## Exercise prompt
Set down each record exactly. Omit the pictures.

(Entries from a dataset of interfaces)
——
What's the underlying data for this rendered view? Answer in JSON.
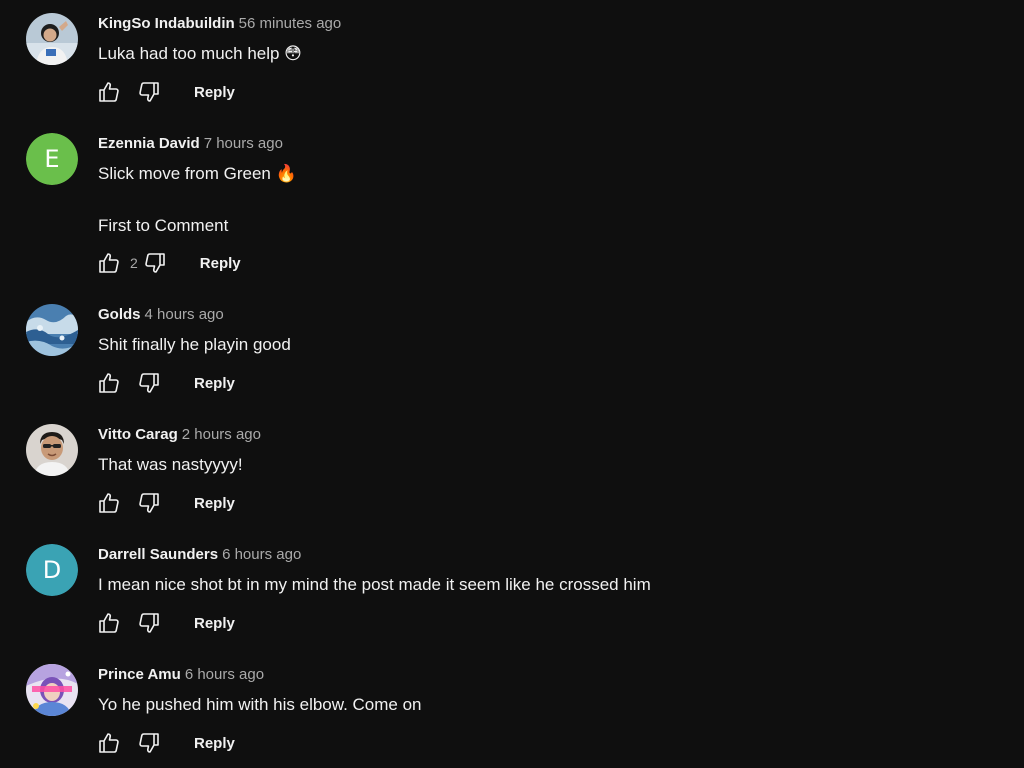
{
  "colors": {
    "background": "#0f0f0f",
    "text_primary": "#f1f1f1",
    "text_secondary": "#aaaaaa",
    "avatar_e": "#6abf4b",
    "avatar_d": "#3aa3b4"
  },
  "comments": [
    {
      "author": "KingSo Indabuildin",
      "time": "56 minutes ago",
      "text": "Luka had too much help 😳",
      "extra": "",
      "likes": "",
      "reply_label": "Reply",
      "avatar": {
        "type": "image",
        "icon": "user-photo-avatar"
      }
    },
    {
      "author": "Ezennia David",
      "time": "7 hours ago",
      "text": "Slick move from Green 🔥",
      "extra": "First to Comment",
      "likes": "2",
      "reply_label": "Reply",
      "avatar": {
        "type": "letter",
        "letter": "E",
        "color": "#6abf4b"
      }
    },
    {
      "author": "Golds",
      "time": "4 hours ago",
      "text": "Shit finally he playin good",
      "extra": "",
      "likes": "",
      "reply_label": "Reply",
      "avatar": {
        "type": "image",
        "icon": "landscape-photo-avatar"
      }
    },
    {
      "author": "Vitto Carag",
      "time": "2 hours ago",
      "text": "That was nastyyyy!",
      "extra": "",
      "likes": "",
      "reply_label": "Reply",
      "avatar": {
        "type": "image",
        "icon": "face-photo-avatar"
      }
    },
    {
      "author": "Darrell Saunders",
      "time": "6 hours ago",
      "text": "I mean nice shot bt in my mind the post made it seem like he crossed him",
      "extra": "",
      "likes": "",
      "reply_label": "Reply",
      "avatar": {
        "type": "letter",
        "letter": "D",
        "color": "#3aa3b4"
      }
    },
    {
      "author": "Prince Amu",
      "time": "6 hours ago",
      "text": "Yo he pushed him with his elbow. Come on",
      "extra": "",
      "likes": "",
      "reply_label": "Reply",
      "avatar": {
        "type": "image",
        "icon": "anime-photo-avatar"
      }
    }
  ]
}
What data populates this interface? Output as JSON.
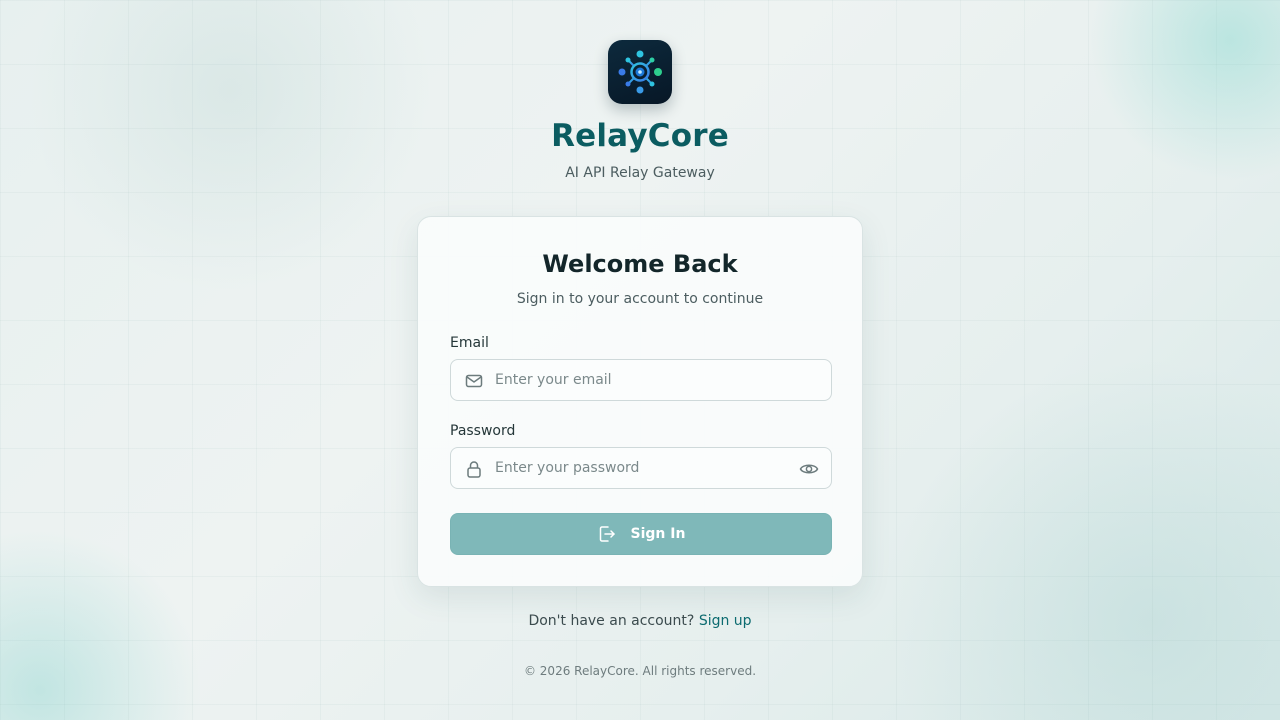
{
  "brand": {
    "name": "RelayCore",
    "tagline": "AI API Relay Gateway",
    "logo_icon": "relay-hub-icon"
  },
  "login_card": {
    "title": "Welcome Back",
    "subtitle": "Sign in to your account to continue",
    "email": {
      "label": "Email",
      "placeholder": "Enter your email",
      "value": "",
      "icon": "mail-icon"
    },
    "password": {
      "label": "Password",
      "placeholder": "Enter your password",
      "value": "",
      "icon": "lock-icon",
      "toggle_icon": "eye-icon"
    },
    "submit": {
      "label": "Sign In",
      "icon": "log-in-icon"
    }
  },
  "signup": {
    "prompt": "Don't have an account?",
    "link_label": "Sign up"
  },
  "footer": {
    "copyright": "© 2026 RelayCore. All rights reserved."
  },
  "colors": {
    "brand_teal": "#0b5c61",
    "button_bg": "#7fb8b9",
    "link": "#0c6b70",
    "logo_bg": "#0d2a3d"
  }
}
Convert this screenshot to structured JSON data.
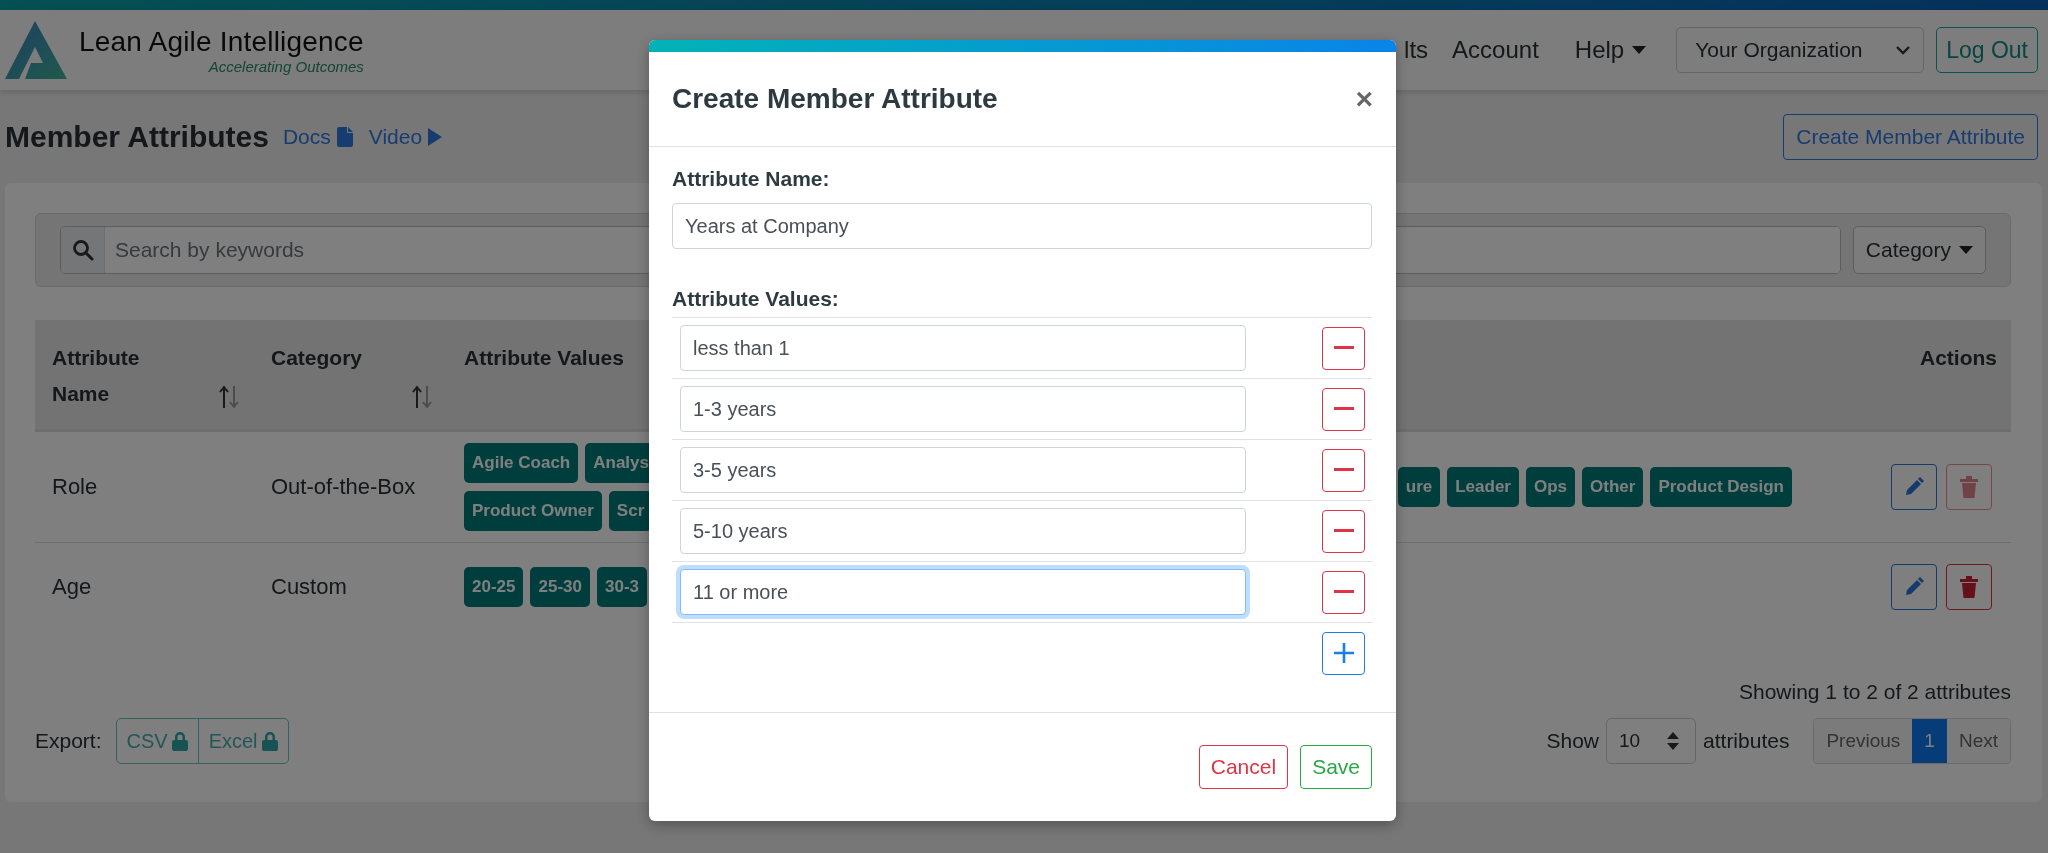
{
  "top_nav": {
    "logo_title": "Lean Agile Intelligence",
    "logo_tagline": "Accelerating Outcomes",
    "links": [
      {
        "label": "lts",
        "kind": "link"
      },
      {
        "label": "Account",
        "kind": "link"
      },
      {
        "label": "Help",
        "kind": "dropdown"
      }
    ],
    "organization_select": "Your Organization",
    "logout_button": "Log Out"
  },
  "page_header": {
    "title": "Member Attributes",
    "links": [
      {
        "label": "Docs",
        "kind": "doc"
      },
      {
        "label": "Video",
        "kind": "video"
      }
    ],
    "create_button": "Create Member Attribute"
  },
  "search": {
    "placeholder": "Search by keywords",
    "category_button": "Category"
  },
  "table": {
    "columns": [
      {
        "label": "Attribute Name",
        "sortable": true
      },
      {
        "label": "Category",
        "sortable": true
      },
      {
        "label": "Attribute Values",
        "sortable": false
      },
      {
        "label": "Actions",
        "sortable": false
      }
    ],
    "rows": [
      {
        "name": "Role",
        "category": "Out-of-the-Box",
        "values_left": [
          [
            "Agile Coach",
            "Analys"
          ],
          [
            "Product Owner",
            "Scr"
          ]
        ],
        "values_right": [
          [
            "ure",
            "Leader",
            "Ops",
            "Other",
            "Product Design"
          ]
        ],
        "delete_disabled": true
      },
      {
        "name": "Age",
        "category": "Custom",
        "values_left": [
          [
            "20-25",
            "25-30",
            "30-3"
          ]
        ],
        "values_right": [],
        "delete_disabled": false
      }
    ]
  },
  "footer": {
    "summary": "Showing 1 to 2 of 2 attributes",
    "export_label": "Export:",
    "export_buttons": [
      {
        "label": "CSV",
        "locked": true
      },
      {
        "label": "Excel",
        "locked": true
      }
    ],
    "show_label": "Show",
    "page_size": "10",
    "page_size_suffix": "attributes",
    "pagination": [
      {
        "label": "Previous",
        "selected": false
      },
      {
        "label": "1",
        "selected": true
      },
      {
        "label": "Next",
        "selected": false
      }
    ]
  },
  "modal": {
    "title": "Create Member Attribute",
    "close": "×",
    "name_label": "Attribute Name:",
    "name_value": "Years at Company",
    "values_label": "Attribute Values:",
    "values": [
      {
        "value": "less than 1",
        "focused": false
      },
      {
        "value": "1-3 years",
        "focused": false
      },
      {
        "value": "3-5 years",
        "focused": false
      },
      {
        "value": "5-10 years",
        "focused": false
      },
      {
        "value": "11 or more",
        "focused": true
      }
    ],
    "buttons": [
      {
        "label": "Cancel",
        "kind": "cancel"
      },
      {
        "label": "Save",
        "kind": "save"
      }
    ]
  }
}
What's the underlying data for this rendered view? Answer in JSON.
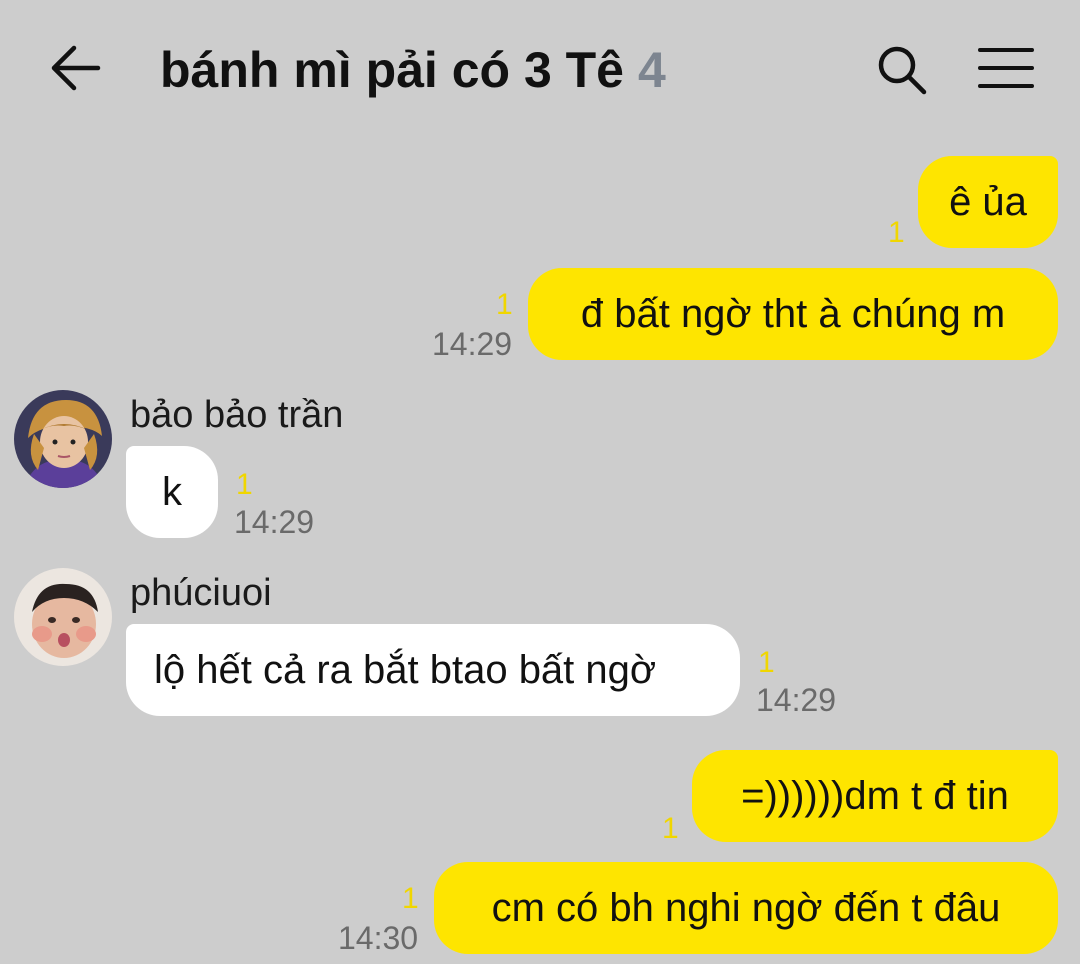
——
## Your response
What's the underlying data for this rendered view? Answer in JSON.
{
  "colors": {
    "background": "#0f0f0f",
    "text_primary": "#f1f1f1",
    "text_secondary": "#aaaaaa",
    "avatar_e": "#6abf4b",
    "avatar_d": "#3aa3b4"
  },
  "comments": [
    {
      "author": "KingSo Indabuildin",
      "time": "56 minutes ago",
      "text": "Luka had too much help 😳",
      "extra": "",
      "likes": "",
      "reply_label": "Reply",
      "avatar": {
        "type": "image",
        "icon": "user-photo-avatar"
      }
    },
    {
      "author": "Ezennia David",
      "time": "7 hours ago",
      "text": "Slick move from Green 🔥",
      "extra": "First to Comment",
      "likes": "2",
      "reply_label": "Reply",
      "avatar": {
        "type": "letter",
        "letter": "E",
        "color": "#6abf4b"
      }
    },
    {
      "author": "Golds",
      "time": "4 hours ago",
      "text": "Shit finally he playin good",
      "extra": "",
      "likes": "",
      "reply_label": "Reply",
      "avatar": {
        "type": "image",
        "icon": "landscape-photo-avatar"
      }
    },
    {
      "author": "Vitto Carag",
      "time": "2 hours ago",
      "text": "That was nastyyyy!",
      "extra": "",
      "likes": "",
      "reply_label": "Reply",
      "avatar": {
        "type": "image",
        "icon": "face-photo-avatar"
      }
    },
    {
      "author": "Darrell Saunders",
      "time": "6 hours ago",
      "text": "I mean nice shot bt in my mind the post made it seem like he crossed him",
      "extra": "",
      "likes": "",
      "reply_label": "Reply",
      "avatar": {
        "type": "letter",
        "letter": "D",
        "color": "#3aa3b4"
      }
    },
    {
      "author": "Prince Amu",
      "time": "6 hours ago",
      "text": "Yo he pushed him with his elbow. Come on",
      "extra": "",
      "likes": "",
      "reply_label": "Reply",
      "avatar": {
        "type": "image",
        "icon": "anime-photo-avatar"
      }
    }
  ]
}
What data populates this interface? Output as JSON.
{
  "brand": {
    "name": "RelayCore",
    "tagline": "AI API Relay Gateway",
    "logo_icon": "relay-hub-icon"
  },
  "login_card": {
    "title": "Welcome Back",
    "subtitle": "Sign in to your account to continue",
    "email": {
      "label": "Email",
      "placeholder": "Enter your email",
      "value": "",
      "icon": "mail-icon"
    },
    "password": {
      "label": "Password",
      "placeholder": "Enter your password",
      "value": "",
      "icon": "lock-icon",
      "toggle_icon": "eye-icon"
    },
    "submit": {
      "label": "Sign In",
      "icon": "log-in-icon"
    }
  },
  "signup": {
    "prompt": "Don't have an account?",
    "link_label": "Sign up"
  },
  "footer": {
    "copyright": "© 2026 RelayCore. All rights reserved."
  },
  "colors": {
    "brand_teal": "#0b5c61",
    "button_bg": "#7fb8b9",
    "link": "#0c6b70",
    "logo_bg": "#0d2a3d"
  }
}
Convert this screenshot to structured JSON data.
{
  "top_nav": {
    "logo_title": "Lean Agile Intelligence",
    "logo_tagline": "Accelerating Outcomes",
    "links": [
      {
        "label": "lts",
        "kind": "link"
      },
      {
        "label": "Account",
        "kind": "link"
      },
      {
        "label": "Help",
        "kind": "dropdown"
      }
    ],
    "organization_select": "Your Organization",
    "logout_button": "Log Out"
  },
  "page_header": {
    "title": "Member Attributes",
    "links": [
      {
        "label": "Docs",
        "kind": "doc"
      },
      {
        "label": "Video",
        "kind": "video"
      }
    ],
    "create_button": "Create Member Attribute"
  },
  "search": {
    "placeholder": "Search by keywords",
    "category_button": "Category"
  },
  "table": {
    "columns": [
      {
        "label": "Attribute Name",
        "sortable": true
      },
      {
        "label": "Category",
        "sortable": true
      },
      {
        "label": "Attribute Values",
        "sortable": false
      },
      {
        "label": "Actions",
        "sortable": false
      }
    ],
    "rows": [
      {
        "name": "Role",
        "category": "Out-of-the-Box",
        "values_left": [
          [
            "Agile Coach",
            "Analys"
          ],
          [
            "Product Owner",
            "Scr"
          ]
        ],
        "values_right": [
          [
            "ure",
            "Leader",
            "Ops",
            "Other",
            "Product Design"
          ]
        ],
        "delete_disabled": true
      },
      {
        "name": "Age",
        "category": "Custom",
        "values_left": [
          [
            "20-25",
            "25-30",
            "30-3"
          ]
        ],
        "values_right": [],
        "delete_disabled": false
      }
    ]
  },
  "footer": {
    "summary": "Showing 1 to 2 of 2 attributes",
    "export_label": "Export:",
    "export_buttons": [
      {
        "label": "CSV",
        "locked": true
      },
      {
        "label": "Excel",
        "locked": true
      }
    ],
    "show_label": "Show",
    "page_size": "10",
    "page_size_suffix": "attributes",
    "pagination": [
      {
        "label": "Previous",
        "selected": false
      },
      {
        "label": "1",
        "selected": true
      },
      {
        "label": "Next",
        "selected": false
      }
    ]
  },
  "modal": {
    "title": "Create Member Attribute",
    "close": "×",
    "name_label": "Attribute Name:",
    "name_value": "Years at Company",
    "values_label": "Attribute Values:",
    "values": [
      {
        "value": "less than 1",
        "focused": false
      },
      {
        "value": "1-3 years",
        "focused": false
      },
      {
        "value": "3-5 years",
        "focused": false
      },
      {
        "value": "5-10 years",
        "focused": false
      },
      {
        "value": "11 or more",
        "focused": true
      }
    ],
    "buttons": [
      {
        "label": "Cancel",
        "kind": "cancel"
      },
      {
        "label": "Save",
        "kind": "save"
      }
    ]
  }
}
What's the underlying data for this rendered view? Answer in JSON.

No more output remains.